Very soon, Google will be following suit introducing its own set of data privacy rules for Android advertisers which will potentially change the way smartphone advertising works forever, given the rest of the non-iOS universe will face a comparable situation where privacy will be consent-controlled by a user, but what privacy means will still be framed by these tech giants.
Where does this leave us?
With more variables like protocols and tech layers between an ad popping up on a publisher app and the mobile advertiser who’s running it. The performance funnel is now more complex and a little broken in some parts. It’s safe to say that measuring the effectiveness of any mobile marketing campaign now rests in the hands of more stakeholders with more stake on campaign data. This makes the advertising data landscape the most complex it has ever been for a modern-day mobile marketer.

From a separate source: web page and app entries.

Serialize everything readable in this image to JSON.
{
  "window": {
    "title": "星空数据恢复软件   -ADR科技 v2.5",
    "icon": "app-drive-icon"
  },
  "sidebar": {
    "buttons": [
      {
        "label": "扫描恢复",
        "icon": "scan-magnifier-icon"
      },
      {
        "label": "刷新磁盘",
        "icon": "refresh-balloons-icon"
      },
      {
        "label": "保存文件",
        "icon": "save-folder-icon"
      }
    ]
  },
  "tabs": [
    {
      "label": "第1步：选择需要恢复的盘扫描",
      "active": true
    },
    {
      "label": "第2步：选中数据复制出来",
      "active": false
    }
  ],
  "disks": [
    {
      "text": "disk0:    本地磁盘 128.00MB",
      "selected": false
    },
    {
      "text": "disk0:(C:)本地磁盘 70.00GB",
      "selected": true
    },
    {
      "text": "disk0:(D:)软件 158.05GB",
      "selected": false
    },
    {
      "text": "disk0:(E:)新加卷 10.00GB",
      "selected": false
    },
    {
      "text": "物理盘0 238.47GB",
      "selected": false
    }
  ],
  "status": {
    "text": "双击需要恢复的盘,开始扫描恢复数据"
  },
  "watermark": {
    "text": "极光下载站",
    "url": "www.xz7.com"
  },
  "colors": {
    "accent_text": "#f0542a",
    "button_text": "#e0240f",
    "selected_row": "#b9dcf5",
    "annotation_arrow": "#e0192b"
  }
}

User acquisition teams across the board are having to realign their understanding of how acquisition plays out frame-by-frame, in an iron-screen data universe that is soon losing sight of who the target customer is and having to build their own models of understanding based on trial-and-error campaigns, which spells more budget.
But by shifting the data crunching and insight generation work to a BI solution, a lot of the data complexity is simplified while making space on the table for the most crucial factors to assess ad ‘performance’ for a fast-growing app—time, resource, and maintenance.